• Listed records
· · · · · · ·
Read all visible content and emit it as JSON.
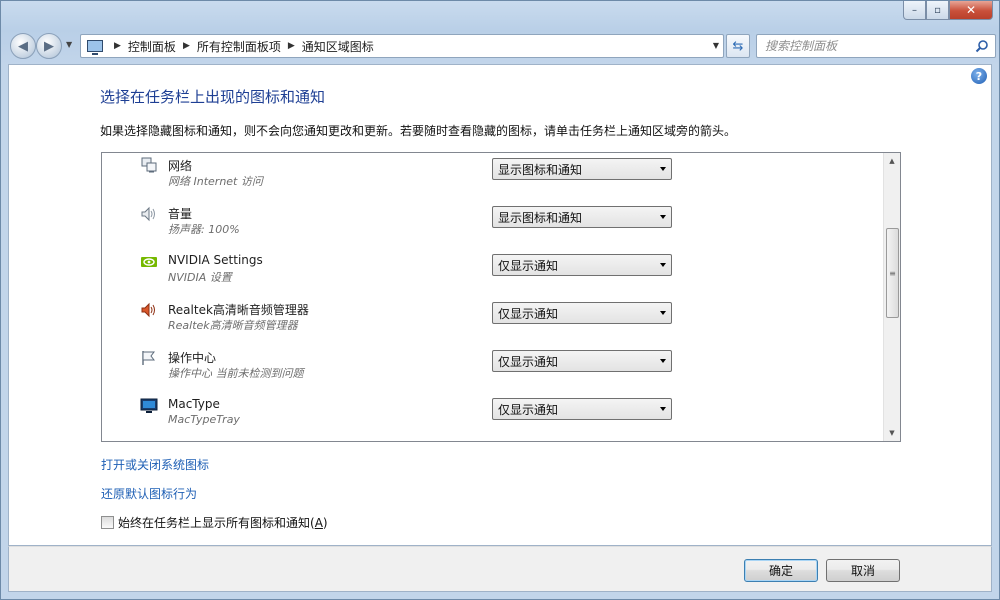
{
  "window": {
    "ghost_title": "",
    "controls": {
      "minimize": "–",
      "restore": "▫",
      "close": "✕"
    }
  },
  "nav": {
    "back_glyph": "◀",
    "forward_glyph": "▶",
    "breadcrumbs": [
      "控制面板",
      "所有控制面板项",
      "通知区域图标"
    ],
    "search_placeholder": "搜索控制面板"
  },
  "page": {
    "title": "选择在任务栏上出现的图标和通知",
    "intro": "如果选择隐藏图标和通知，则不会向您通知更改和更新。若要随时查看隐藏的图标，请单击任务栏上通知区域旁的箭头。",
    "help_glyph": "?"
  },
  "items": [
    {
      "name": "网络",
      "sub": "网络 Internet 访问",
      "behavior": "显示图标和通知",
      "icon": "network-icon"
    },
    {
      "name": "音量",
      "sub": "扬声器: 100%",
      "behavior": "显示图标和通知",
      "icon": "speaker-icon"
    },
    {
      "name": "NVIDIA Settings",
      "sub": "NVIDIA 设置",
      "behavior": "仅显示通知",
      "icon": "nvidia-icon"
    },
    {
      "name": "Realtek高清晰音频管理器",
      "sub": "Realtek高清晰音频管理器",
      "behavior": "仅显示通知",
      "icon": "realtek-speaker-icon"
    },
    {
      "name": "操作中心",
      "sub": "操作中心  当前未检测到问题",
      "behavior": "仅显示通知",
      "icon": "flag-icon"
    },
    {
      "name": "MacType",
      "sub": "MacTypeTray",
      "behavior": "仅显示通知",
      "icon": "monitor-icon"
    }
  ],
  "links": {
    "system_icons": "打开或关闭系统图标",
    "restore_defaults": "还原默认图标行为"
  },
  "always_show": {
    "label": "始终在任务栏上显示所有图标和通知(",
    "accel": "A",
    "label_end": ")",
    "checked": false
  },
  "buttons": {
    "ok": "确定",
    "cancel": "取消"
  },
  "colors": {
    "title": "#1e3f94",
    "link": "#1e5fb5",
    "close": "#c9503a"
  }
}
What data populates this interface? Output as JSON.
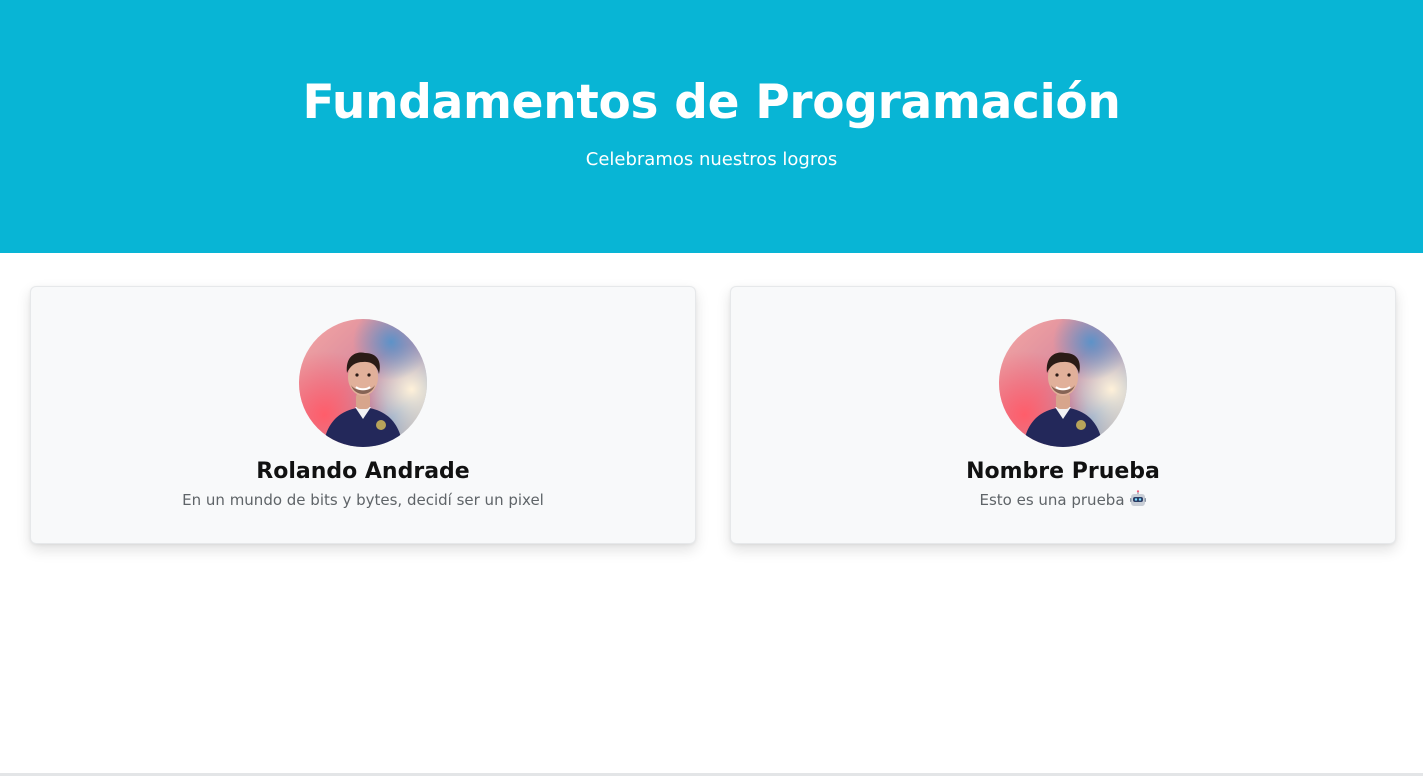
{
  "header": {
    "title": "Fundamentos de Programación",
    "subtitle": "Celebramos nuestros logros",
    "background_color": "#08b5d5"
  },
  "cards": [
    {
      "name": "Rolando Andrade",
      "text": "En un mundo de bits y bytes, decidí ser un pixel",
      "avatar_icon": "profile-photo"
    },
    {
      "name": "Nombre Prueba",
      "text": "Esto es una prueba",
      "emoji_icon": "robot-face-icon",
      "avatar_icon": "profile-photo"
    }
  ]
}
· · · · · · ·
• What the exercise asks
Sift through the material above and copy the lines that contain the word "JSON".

• Your solution
Read all visible content and emit it as JSON.
What data populates this interface? Output as JSON.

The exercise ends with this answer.